**Provided records**
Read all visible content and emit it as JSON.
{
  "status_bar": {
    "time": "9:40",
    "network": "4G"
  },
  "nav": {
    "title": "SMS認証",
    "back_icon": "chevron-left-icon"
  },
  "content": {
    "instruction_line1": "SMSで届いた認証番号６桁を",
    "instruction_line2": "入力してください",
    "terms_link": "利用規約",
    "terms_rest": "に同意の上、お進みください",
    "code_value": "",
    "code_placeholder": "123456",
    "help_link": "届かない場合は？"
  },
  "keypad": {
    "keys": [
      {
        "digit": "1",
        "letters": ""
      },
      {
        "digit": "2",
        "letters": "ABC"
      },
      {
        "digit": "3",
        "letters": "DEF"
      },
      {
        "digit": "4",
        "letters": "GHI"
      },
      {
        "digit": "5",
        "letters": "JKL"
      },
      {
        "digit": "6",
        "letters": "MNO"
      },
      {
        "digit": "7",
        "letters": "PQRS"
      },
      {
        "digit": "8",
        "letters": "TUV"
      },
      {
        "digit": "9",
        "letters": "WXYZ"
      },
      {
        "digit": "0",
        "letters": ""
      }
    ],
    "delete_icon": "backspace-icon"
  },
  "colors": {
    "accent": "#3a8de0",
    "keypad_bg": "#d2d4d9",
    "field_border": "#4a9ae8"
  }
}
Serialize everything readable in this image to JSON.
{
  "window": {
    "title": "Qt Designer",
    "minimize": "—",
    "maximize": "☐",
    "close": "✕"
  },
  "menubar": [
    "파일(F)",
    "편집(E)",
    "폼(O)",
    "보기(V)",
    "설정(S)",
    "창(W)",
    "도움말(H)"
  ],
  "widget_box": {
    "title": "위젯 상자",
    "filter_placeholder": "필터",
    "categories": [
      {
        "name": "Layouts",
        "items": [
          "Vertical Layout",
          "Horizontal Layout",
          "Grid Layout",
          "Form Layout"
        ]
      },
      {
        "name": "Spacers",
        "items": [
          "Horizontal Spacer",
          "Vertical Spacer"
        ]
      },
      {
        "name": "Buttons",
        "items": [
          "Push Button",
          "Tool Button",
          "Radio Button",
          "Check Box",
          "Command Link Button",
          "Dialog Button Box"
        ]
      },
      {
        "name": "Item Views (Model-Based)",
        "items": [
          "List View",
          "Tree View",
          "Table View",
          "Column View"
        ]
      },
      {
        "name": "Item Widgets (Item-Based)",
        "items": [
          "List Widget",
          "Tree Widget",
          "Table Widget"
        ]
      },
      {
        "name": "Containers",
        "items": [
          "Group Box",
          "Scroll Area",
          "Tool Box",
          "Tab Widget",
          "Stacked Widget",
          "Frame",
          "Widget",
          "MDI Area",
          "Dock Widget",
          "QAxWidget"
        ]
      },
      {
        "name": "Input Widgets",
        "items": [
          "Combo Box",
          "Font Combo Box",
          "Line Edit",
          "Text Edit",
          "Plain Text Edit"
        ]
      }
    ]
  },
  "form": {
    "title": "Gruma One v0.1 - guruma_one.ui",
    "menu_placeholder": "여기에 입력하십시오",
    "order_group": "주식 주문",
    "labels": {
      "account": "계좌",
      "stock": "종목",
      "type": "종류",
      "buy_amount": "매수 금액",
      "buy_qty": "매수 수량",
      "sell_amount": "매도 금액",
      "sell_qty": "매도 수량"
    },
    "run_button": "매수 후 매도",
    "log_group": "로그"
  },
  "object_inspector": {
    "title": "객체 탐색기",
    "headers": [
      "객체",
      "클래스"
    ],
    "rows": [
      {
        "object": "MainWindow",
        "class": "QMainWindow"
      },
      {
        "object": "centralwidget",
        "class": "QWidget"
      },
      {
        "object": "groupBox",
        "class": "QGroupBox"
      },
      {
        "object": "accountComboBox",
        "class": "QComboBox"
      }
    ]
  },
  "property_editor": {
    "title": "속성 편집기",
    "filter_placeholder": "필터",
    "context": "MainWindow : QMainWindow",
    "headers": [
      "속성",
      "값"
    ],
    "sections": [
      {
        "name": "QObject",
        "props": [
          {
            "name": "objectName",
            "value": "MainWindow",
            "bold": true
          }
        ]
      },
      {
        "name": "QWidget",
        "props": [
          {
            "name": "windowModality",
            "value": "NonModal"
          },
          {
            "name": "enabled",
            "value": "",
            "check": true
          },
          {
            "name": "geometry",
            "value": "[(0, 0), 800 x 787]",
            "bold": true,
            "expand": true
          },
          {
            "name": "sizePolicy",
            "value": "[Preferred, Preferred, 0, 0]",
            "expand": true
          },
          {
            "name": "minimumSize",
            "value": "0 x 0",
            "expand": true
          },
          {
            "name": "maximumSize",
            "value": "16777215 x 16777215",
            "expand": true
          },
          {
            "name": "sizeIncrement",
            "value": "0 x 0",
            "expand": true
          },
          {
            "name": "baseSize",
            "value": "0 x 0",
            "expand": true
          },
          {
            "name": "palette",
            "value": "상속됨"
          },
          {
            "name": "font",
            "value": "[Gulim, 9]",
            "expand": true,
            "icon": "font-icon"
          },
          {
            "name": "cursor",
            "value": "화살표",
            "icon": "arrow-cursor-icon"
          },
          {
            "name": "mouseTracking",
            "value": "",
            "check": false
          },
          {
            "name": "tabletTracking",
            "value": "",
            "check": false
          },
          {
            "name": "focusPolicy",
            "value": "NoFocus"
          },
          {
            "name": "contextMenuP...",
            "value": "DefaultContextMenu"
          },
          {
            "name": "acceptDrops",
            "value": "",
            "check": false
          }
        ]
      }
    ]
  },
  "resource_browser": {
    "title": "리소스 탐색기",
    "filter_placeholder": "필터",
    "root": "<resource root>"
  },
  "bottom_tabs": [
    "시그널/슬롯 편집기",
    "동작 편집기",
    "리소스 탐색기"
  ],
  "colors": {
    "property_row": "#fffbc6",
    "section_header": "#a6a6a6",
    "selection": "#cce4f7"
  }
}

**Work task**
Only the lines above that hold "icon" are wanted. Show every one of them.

**Solution**
    "back_icon": "chevron-left-icon"
    "delete_icon": "backspace-icon"
            "icon": "font-icon"
            "icon": "arrow-cursor-icon"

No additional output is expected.